At first, the generic ease of the disc makes Nellyville something of a disappointment compared with the quirky jolt of Country Grammar, or even the raw rush of Free City (all are on Universal), Nellyís quickie disc with his St. Louis disciples, the St. Lunatics. But within a couple spins, the simple hooks click on almost every track, from the blaxploitation funk of "Pimp Juice" to the tricky intertwined vocals of "On the Grind" to the gentle swing of "Splurge," which lives up to its title by laying on the horns. Sure, conspicuous consumption is a questionable philosophy for the good life, and Nellyville bogs down toward the end as the rapper feels compelled to play hard (and answer his most notable detractor, KRS-One). But beyond the high living and tough talking is a subject that comes on far stronger than it did on Country Grammar: hot sex. Even the track featuring Nellyís newest pal, Justin Timberlake of íN Sync, gets nasty. And as raw hedonism, his aural porn demonstrates more lift and less contempt than the typical Internet girlie site ó or the typical Snoop Dogg album.
Credit this lightness to two elements. First is Nellyís underappreciated vocal prowess. As a rapper, he almost never surprises, and as a singer his vocal flights are fairly pedestrian, but he straddles the two realms with an ease thatís unparalleled. This achievement has nothing to do with his St. Louis bounce, but it sure helps it ride smoother. The second element is the community of producers and fellow rappers that this hardscrabble child of divorce has brought together in his native city.

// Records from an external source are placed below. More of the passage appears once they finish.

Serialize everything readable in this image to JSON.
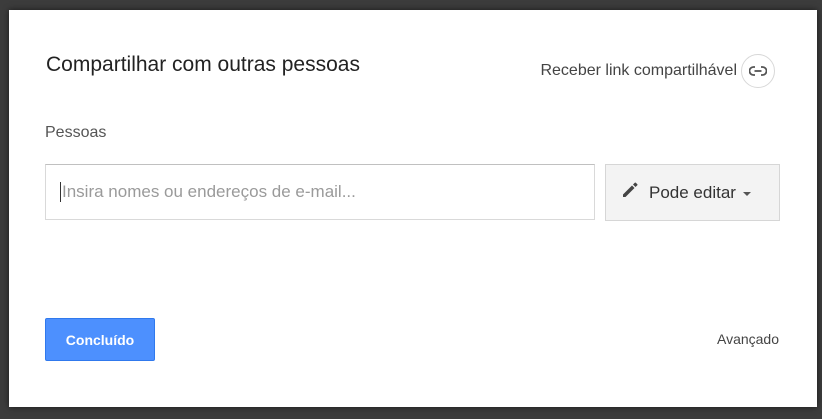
{
  "dialog": {
    "title": "Compartilhar com outras pessoas",
    "get_link_label": "Receber link compartilhável",
    "get_link_icon": "link-icon",
    "people_label": "Pessoas",
    "people_input": {
      "value": "",
      "placeholder": "Insira nomes ou endereços de e-mail..."
    },
    "permission": {
      "icon": "pencil-icon",
      "label": "Pode editar"
    },
    "done_label": "Concluído",
    "advanced_label": "Avançado"
  },
  "colors": {
    "primary_button": "#4d90fe",
    "primary_button_border": "#3079ed",
    "backdrop": "#3c3c3c"
  }
}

That community is honored most lovingly on the opening title track. Whereas Eminem opens his Show by unmasking his complex relationship to "White America" ó his debts and his resentments ó Nelly kicks off Nellyville by turning his home-town boosterism into a fantasy of inclusion. In the grand, idyllic tradition of the Staple Singers, Big Daddy Kane, and Coolio, Nelly sings about heaven made manifest on earth. In Nellyville, "all newborns get half a mil," and the promise of 40 acres and a mule turns into "40 acres and a pool." "What happens in the Midwest is youíve got the best of all worlds," continued Kweli, plowing through the apparent contradiction. "Youíve got the West Coast influence, plus the East Coast influence, plus your own shit, plus the South shit. Go back, think about the OíJays and the Isleys. I mean, like, thereís so much incredible music that comes out of the Midwest. . . . I mean, thereís a reason that Motown was in Detroit."

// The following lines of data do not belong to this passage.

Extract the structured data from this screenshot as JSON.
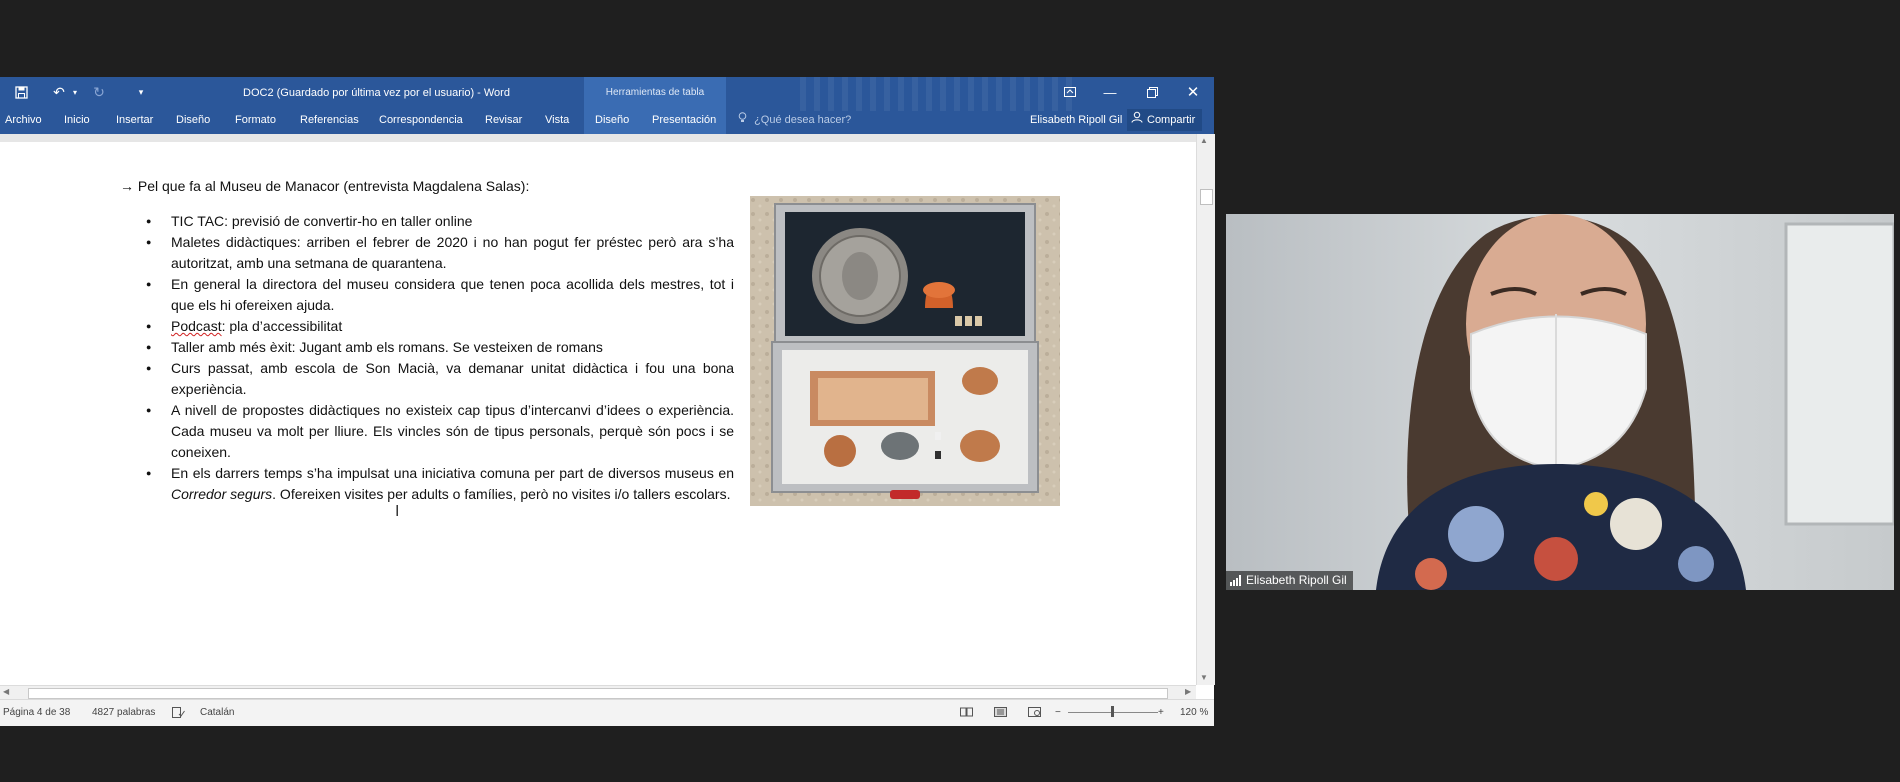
{
  "word": {
    "title": "DOC2 (Guardado por última vez por el usuario) - Word",
    "context_group": "Herramientas de tabla",
    "tabs": [
      "Archivo",
      "Inicio",
      "Insertar",
      "Diseño",
      "Formato",
      "Referencias",
      "Correspondencia",
      "Revisar",
      "Vista"
    ],
    "context_tabs": [
      "Diseño",
      "Presentación"
    ],
    "tell_me": "¿Qué desea hacer?",
    "user": "Elisabeth Ripoll Gil",
    "share": "Compartir",
    "status": {
      "page": "Página 4 de 38",
      "words": "4827 palabras",
      "language": "Catalán",
      "zoom": "120 %"
    }
  },
  "document": {
    "heading": "Pel que fa al Museu de Manacor (entrevista Magdalena Salas):",
    "bullets": [
      "TIC TAC: previsió de convertir-ho en taller online",
      "Maletes didàctiques: arriben el febrer de 2020 i no han pogut fer préstec però ara s’ha autoritzat, amb una setmana de quarantena.",
      "En general la directora del museu considera que tenen poca acollida dels mestres, tot i que els hi ofereixen ajuda.",
      "Podcast: pla d’accessibilitat",
      "Taller amb més èxit: Jugant amb els romans. Se vesteixen de romans",
      "Curs passat, amb escola de Son Macià, va demanar unitat didàctica i fou una bona experiència.",
      "A nivell de propostes didàctiques no existeix cap tipus d’intercanvi d’idees o experiència. Cada museu va molt per lliure. Els vincles són de tipus personals,  perquè són pocs i se coneixen."
    ],
    "last_bullet": {
      "before": "En els darrers temps s’ha impulsat una iniciativa comuna per part de diversos museus en ",
      "italic": "Corredor segurs",
      "after": ". Ofereixen visites per adults o famílies, però no visites i/o tallers escolars."
    }
  },
  "video": {
    "participant": "Elisabeth Ripoll Gil"
  },
  "colors": {
    "word_blue": "#2b579a",
    "context_tab": "#3a6cb3",
    "share_bg": "#214a86"
  }
}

So maybe thereís also a reason Nelly is in St. Louis. For starters, all those empty lots sure make the pool digging easier.